Even though I know that ideally, Markis Stidham has expressed many times that he would like to see the government develop their own tiny home communities, it has also been made clear that HomesNOW! has the goal of expanding and is agreeable to help anyone else who would step forward to create more tiny home communities, or more-temporary tent communities. At the HSW meetings there is rarely the slightest bit of encouragement or support shown for even this. Instead, the one existing tiny home village provider is left spending a lot of their energies simply appealing to agencies to allow their one successful community to remain operational. Meanwhile, volunteers and supporters of tiny home, or tent, or “cottage” communities, remain strong in their commitment to them. How much further could they go and how much more of the community would become engaged if groups like HomesNOW! were actually facilitated by fellow HSW members in reaching goals they have expressed to the workgroup that they are seeking to pursue? How many tiny home communities would be operational and ready to serve more members of the community safely – even under pandemic conditions – when the next cold weather season hits?

I call on all workgroup members to work much more cooperatively across all members, and to demonstrate acts of facilitating for each other the accomplishment of the purpose of the Homeless Strategies Workgroup: 

“to indentify

  • Additional temporary winter shelters,
  • Added capacity for year round shelters.
  • Additional opportunities to address the needs of the county’s homeless population, and
  • An additional purpose of the Homeless Strategies Workgroup (as per 8/9/19 meeting) is to create a communication network for organizations to work together better.
  • Strategies to prevent people from having no other option than to sleep outside.”

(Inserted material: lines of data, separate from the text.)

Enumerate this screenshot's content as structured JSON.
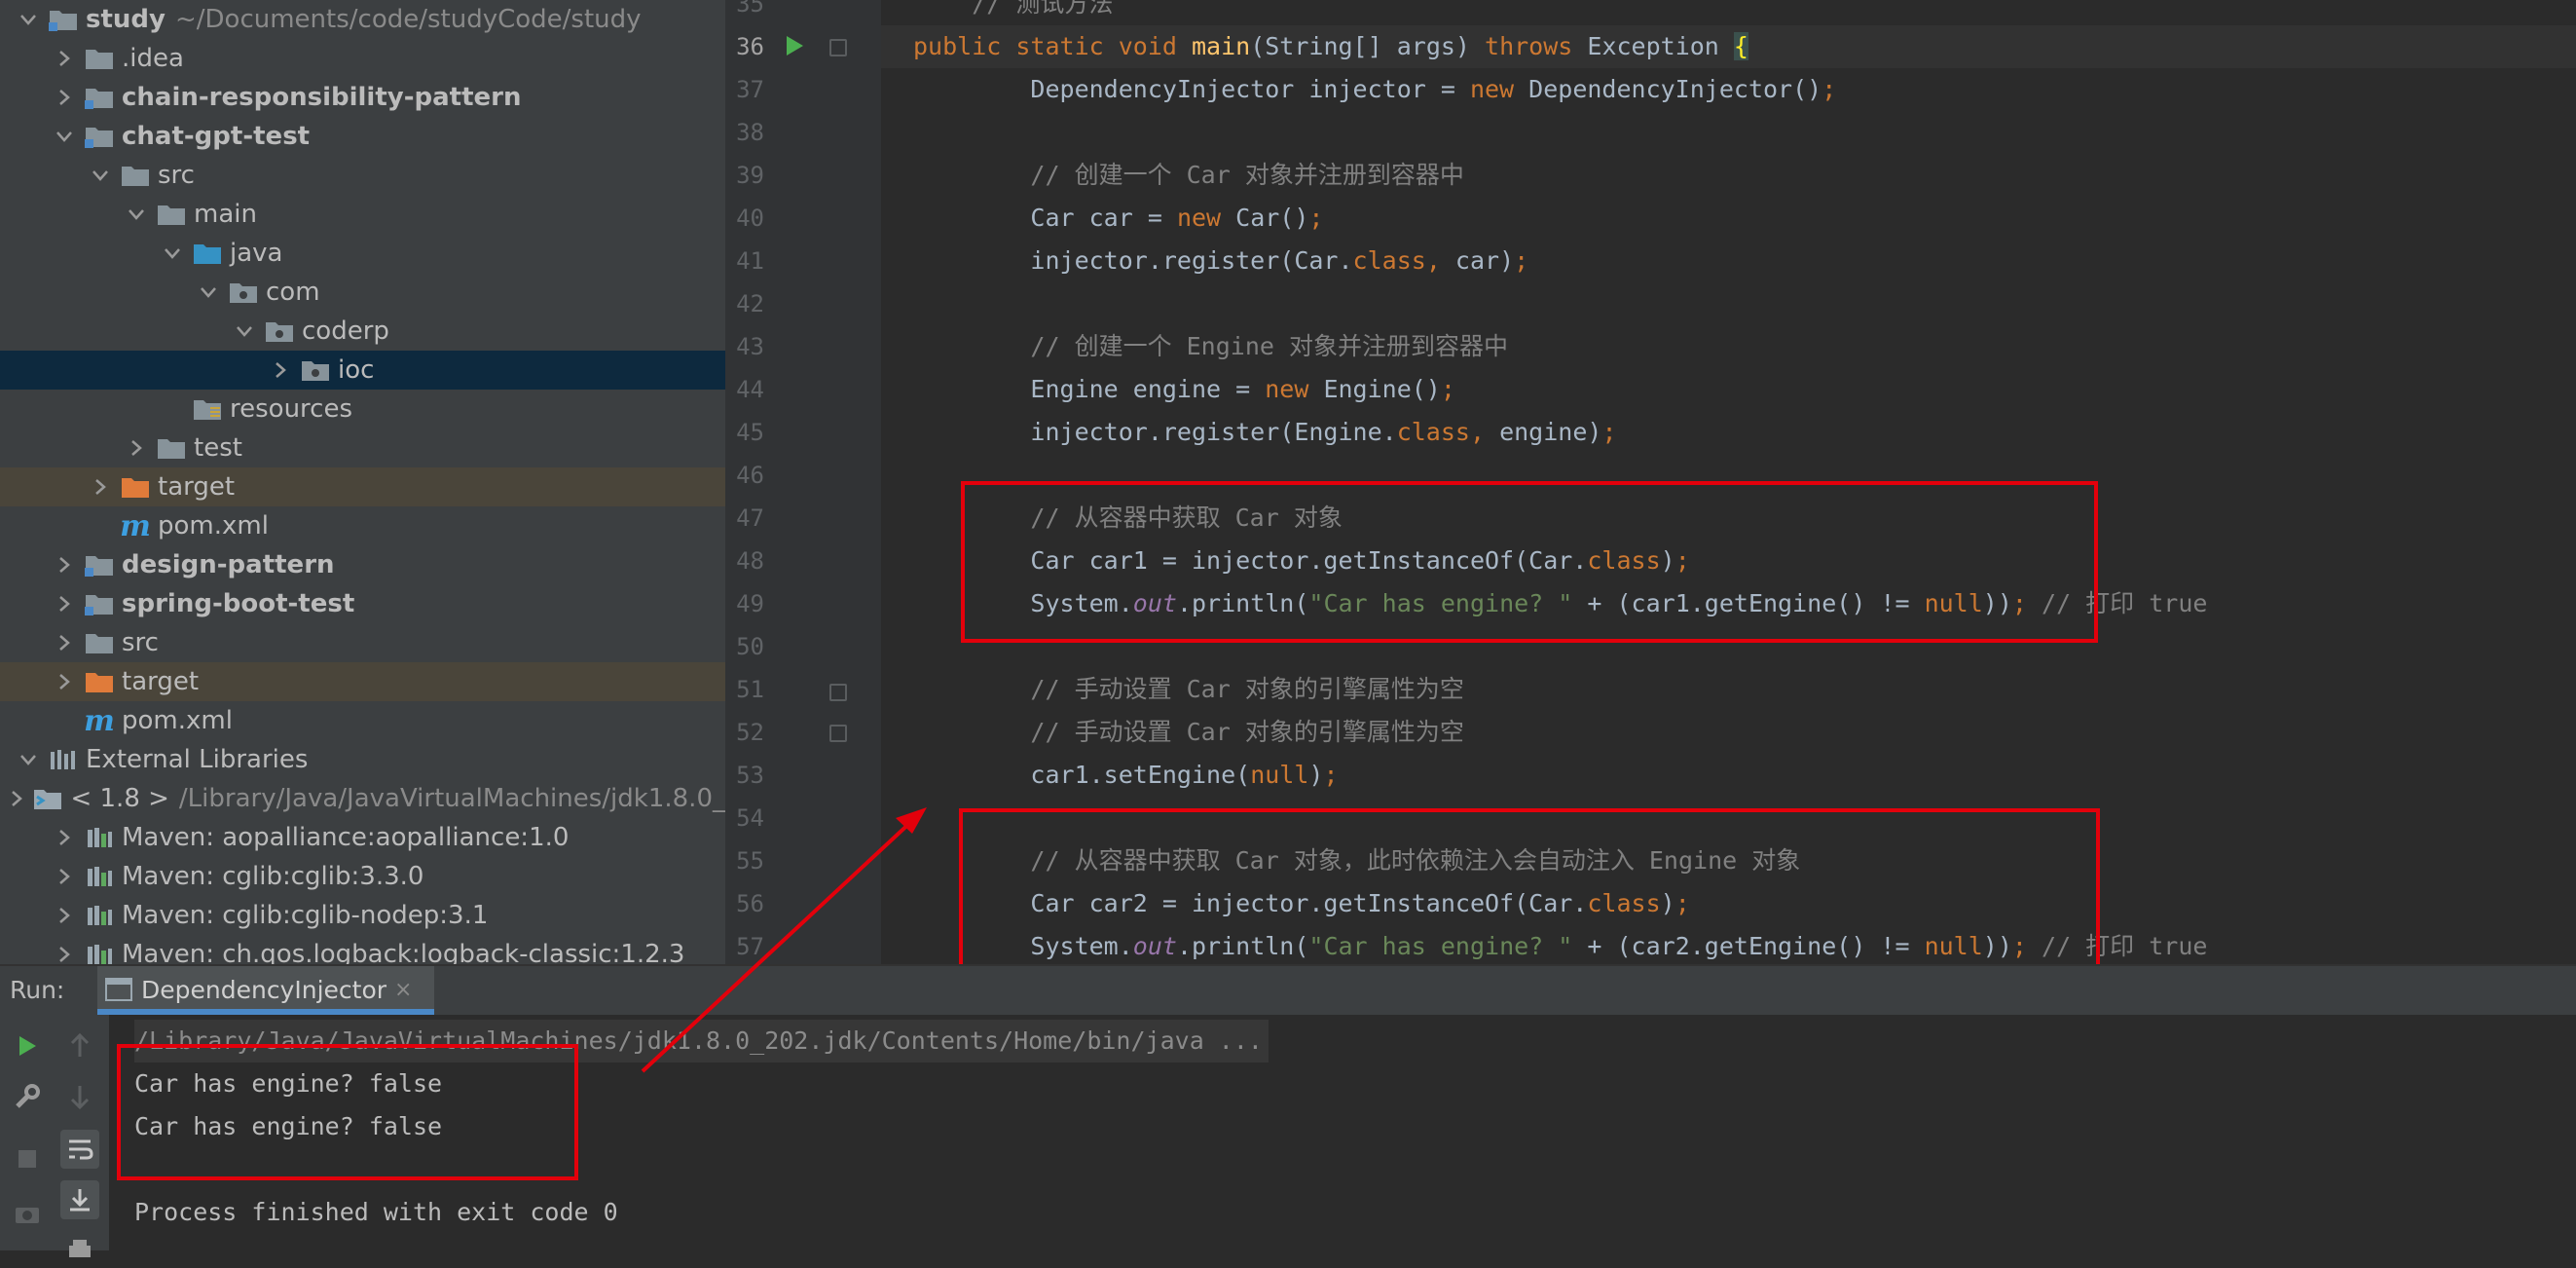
{
  "project_tree": {
    "items": [
      {
        "label": "study",
        "path": "~/Documents/code/studyCode/study",
        "bold": true,
        "depth": 0,
        "expanded": true,
        "icon": "module-folder-icon"
      },
      {
        "label": ".idea",
        "depth": 1,
        "expanded": false,
        "icon": "folder-icon"
      },
      {
        "label": "chain-responsibility-pattern",
        "bold": true,
        "depth": 1,
        "expanded": false,
        "icon": "module-folder-icon"
      },
      {
        "label": "chat-gpt-test",
        "bold": true,
        "depth": 1,
        "expanded": true,
        "icon": "module-folder-icon"
      },
      {
        "label": "src",
        "depth": 2,
        "expanded": true,
        "icon": "folder-icon"
      },
      {
        "label": "main",
        "depth": 3,
        "expanded": true,
        "icon": "folder-icon"
      },
      {
        "label": "java",
        "depth": 4,
        "expanded": true,
        "icon": "source-folder-icon"
      },
      {
        "label": "com",
        "depth": 5,
        "expanded": true,
        "icon": "package-icon"
      },
      {
        "label": "coderp",
        "depth": 6,
        "expanded": true,
        "icon": "package-icon"
      },
      {
        "label": "ioc",
        "depth": 7,
        "expanded": false,
        "icon": "package-icon",
        "selected": true
      },
      {
        "label": "resources",
        "depth": 4,
        "icon": "resources-folder-icon"
      },
      {
        "label": "test",
        "depth": 3,
        "expanded": false,
        "icon": "folder-icon"
      },
      {
        "label": "target",
        "depth": 2,
        "expanded": false,
        "icon": "excluded-folder-icon",
        "excluded": true
      },
      {
        "label": "pom.xml",
        "depth": 2,
        "icon": "maven-file-icon"
      },
      {
        "label": "design-pattern",
        "bold": true,
        "depth": 1,
        "expanded": false,
        "icon": "module-folder-icon"
      },
      {
        "label": "spring-boot-test",
        "bold": true,
        "depth": 1,
        "expanded": false,
        "icon": "module-folder-icon"
      },
      {
        "label": "src",
        "depth": 1,
        "expanded": false,
        "icon": "folder-icon"
      },
      {
        "label": "target",
        "depth": 1,
        "expanded": false,
        "icon": "excluded-folder-icon",
        "excluded": true
      },
      {
        "label": "pom.xml",
        "depth": 1,
        "icon": "maven-file-icon"
      },
      {
        "label": "External Libraries",
        "depth": 0,
        "expanded": true,
        "icon": "libraries-icon"
      },
      {
        "label": "< 1.8 >",
        "path": "/Library/Java/JavaVirtualMachines/jdk1.8.0_",
        "depth": 1,
        "expanded": false,
        "icon": "jdk-icon"
      },
      {
        "label": "Maven: aopalliance:aopalliance:1.0",
        "depth": 1,
        "expanded": false,
        "icon": "library-icon"
      },
      {
        "label": "Maven: cglib:cglib:3.3.0",
        "depth": 1,
        "expanded": false,
        "icon": "library-icon"
      },
      {
        "label": "Maven: cglib:cglib-nodep:3.1",
        "depth": 1,
        "expanded": false,
        "icon": "library-icon"
      },
      {
        "label": "Maven: ch.qos.logback:logback-classic:1.2.3",
        "depth": 1,
        "expanded": false,
        "icon": "library-icon"
      }
    ]
  },
  "editor": {
    "current_line": 36,
    "lines": [
      {
        "num": 35,
        "tokens": [
          [
            "cm",
            "    // 测试方法"
          ]
        ]
      },
      {
        "num": 36,
        "tokens": [
          [
            "kw",
            "public static void "
          ],
          [
            "fn",
            "main"
          ],
          [
            "",
            "(String[] args) "
          ],
          [
            "kw",
            "throws "
          ],
          [
            "",
            "Exception "
          ],
          [
            "brace",
            "{"
          ]
        ]
      },
      {
        "num": 37,
        "tokens": [
          [
            "",
            "        DependencyInjector injector = "
          ],
          [
            "kw",
            "new "
          ],
          [
            "",
            "DependencyInjector()"
          ],
          [
            "kw",
            ";"
          ]
        ]
      },
      {
        "num": 38,
        "tokens": []
      },
      {
        "num": 39,
        "tokens": [
          [
            "cm",
            "        // 创建一个 Car 对象并注册到容器中"
          ]
        ]
      },
      {
        "num": 40,
        "tokens": [
          [
            "",
            "        Car car = "
          ],
          [
            "kw",
            "new "
          ],
          [
            "",
            "Car()"
          ],
          [
            "kw",
            ";"
          ]
        ]
      },
      {
        "num": 41,
        "tokens": [
          [
            "",
            "        injector.register(Car."
          ],
          [
            "kw",
            "class"
          ],
          [
            "kw",
            ", "
          ],
          [
            "",
            "car)"
          ],
          [
            "kw",
            ";"
          ]
        ]
      },
      {
        "num": 42,
        "tokens": []
      },
      {
        "num": 43,
        "tokens": [
          [
            "cm",
            "        // 创建一个 Engine 对象并注册到容器中"
          ]
        ]
      },
      {
        "num": 44,
        "tokens": [
          [
            "",
            "        Engine engine = "
          ],
          [
            "kw",
            "new "
          ],
          [
            "",
            "Engine()"
          ],
          [
            "kw",
            ";"
          ]
        ]
      },
      {
        "num": 45,
        "tokens": [
          [
            "",
            "        injector.register(Engine."
          ],
          [
            "kw",
            "class"
          ],
          [
            "kw",
            ", "
          ],
          [
            "",
            "engine)"
          ],
          [
            "kw",
            ";"
          ]
        ]
      },
      {
        "num": 46,
        "tokens": []
      },
      {
        "num": 47,
        "tokens": [
          [
            "cm",
            "        // 从容器中获取 Car 对象"
          ]
        ]
      },
      {
        "num": 48,
        "tokens": [
          [
            "",
            "        Car car1 = injector.getInstanceOf(Car."
          ],
          [
            "kw",
            "class"
          ],
          [
            "",
            ")"
          ],
          [
            "kw",
            ";"
          ]
        ]
      },
      {
        "num": 49,
        "tokens": [
          [
            "",
            "        System."
          ],
          [
            "sf",
            "out"
          ],
          [
            "",
            ".println("
          ],
          [
            "st",
            "\"Car has engine? \""
          ],
          [
            "",
            " + (car1.getEngine() != "
          ],
          [
            "kw",
            "null"
          ],
          [
            "",
            "))"
          ],
          [
            "kw",
            "; "
          ],
          [
            "cm",
            "// 打印 true"
          ]
        ]
      },
      {
        "num": 50,
        "tokens": []
      },
      {
        "num": 51,
        "tokens": [
          [
            "cm",
            "        // 手动设置 Car 对象的引擎属性为空"
          ]
        ]
      },
      {
        "num": 52,
        "tokens": [
          [
            "cm",
            "        // 手动设置 Car 对象的引擎属性为空"
          ]
        ]
      },
      {
        "num": 53,
        "tokens": [
          [
            "",
            "        car1.setEngine("
          ],
          [
            "kw",
            "null"
          ],
          [
            "",
            ")"
          ],
          [
            "kw",
            ";"
          ]
        ]
      },
      {
        "num": 54,
        "tokens": []
      },
      {
        "num": 55,
        "tokens": [
          [
            "cm",
            "        // 从容器中获取 Car 对象，此时依赖注入会自动注入 Engine 对象"
          ]
        ]
      },
      {
        "num": 56,
        "tokens": [
          [
            "",
            "        Car car2 = injector.getInstanceOf(Car."
          ],
          [
            "kw",
            "class"
          ],
          [
            "",
            ")"
          ],
          [
            "kw",
            ";"
          ]
        ]
      },
      {
        "num": 57,
        "tokens": [
          [
            "",
            "        System."
          ],
          [
            "sf",
            "out"
          ],
          [
            "",
            ".println("
          ],
          [
            "st",
            "\"Car has engine? \""
          ],
          [
            "",
            " + (car2.getEngine() != "
          ],
          [
            "kw",
            "null"
          ],
          [
            "",
            "))"
          ],
          [
            "kw",
            "; "
          ],
          [
            "cm",
            "// 打印 true"
          ]
        ]
      }
    ]
  },
  "run_panel": {
    "label": "Run:",
    "tab_name": "DependencyInjector",
    "close_glyph": "×",
    "console": {
      "command": "/Library/Java/JavaVirtualMachines/jdk1.8.0_202.jdk/Contents/Home/bin/java ...",
      "output": [
        "Car has engine? false",
        "Car has engine? false"
      ],
      "exit_message": "Process finished with exit code 0"
    }
  },
  "colors": {
    "annotation_red": "#e3000b",
    "selection": "#0d293e",
    "tab_underline": "#4a88c7",
    "run_green": "#4caf50"
  }
}
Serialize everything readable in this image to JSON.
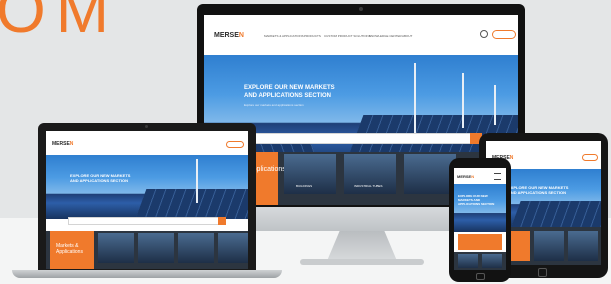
{
  "brand_word": "OM",
  "colors": {
    "accent": "#f07a2c",
    "sky": "#3b8ee0",
    "panel": "#1b3a6b",
    "frame": "#111111"
  },
  "monitor_site": {
    "logo_prefix": "MERSE",
    "logo_accent": "N",
    "nav": [
      "MARKETS & APPLICATIONS",
      "PRODUCTS",
      "CUSTOM PRODUCT SOLUTIONS",
      "KNOWLEDGE CENTER",
      "ABOUT"
    ],
    "hero_title_1": "EXPLORE OUR NEW MARKETS",
    "hero_title_2": "AND APPLICATIONS SECTION",
    "hero_sub": "Explore our markets and applications section"
  },
  "laptop_site": {
    "logo_prefix": "MERSE",
    "logo_accent": "N",
    "hero_title_1": "EXPLORE OUR NEW MARKETS",
    "hero_title_2": "AND APPLICATIONS SECTION",
    "feature_title_1": "Markets &",
    "feature_title_2": "Applications"
  },
  "monitor_strip": {
    "label": "Applications",
    "tile_1": "BUILDINGS",
    "tile_2": "INDUSTRIAL TUBES"
  },
  "tablet_site": {
    "logo_prefix": "MERSE",
    "logo_accent": "N",
    "hero_title_1": "EXPLORE OUR NEW MARKETS",
    "hero_title_2": "AND APPLICATIONS SECTION"
  },
  "phone_site": {
    "logo_prefix": "MERSE",
    "logo_accent": "N",
    "hero_title_1": "EXPLORE OUR NEW",
    "hero_title_2": "MARKETS AND",
    "hero_title_3": "APPLICATIONS SECTION"
  }
}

Dena Jensen

Birch Bay, WA

This email was sent to the following addresses: 

To: Cathy Halka <>; Carol Frazey <>; Barry Buchanan <>; Michael W. Lilliquist <>; <>; Ann Beck <>; Daniel C. Hammill <>; <>; <>; <>; <>; <>; <>; <>
Cc: Satpal Sidhu <>; <>; <>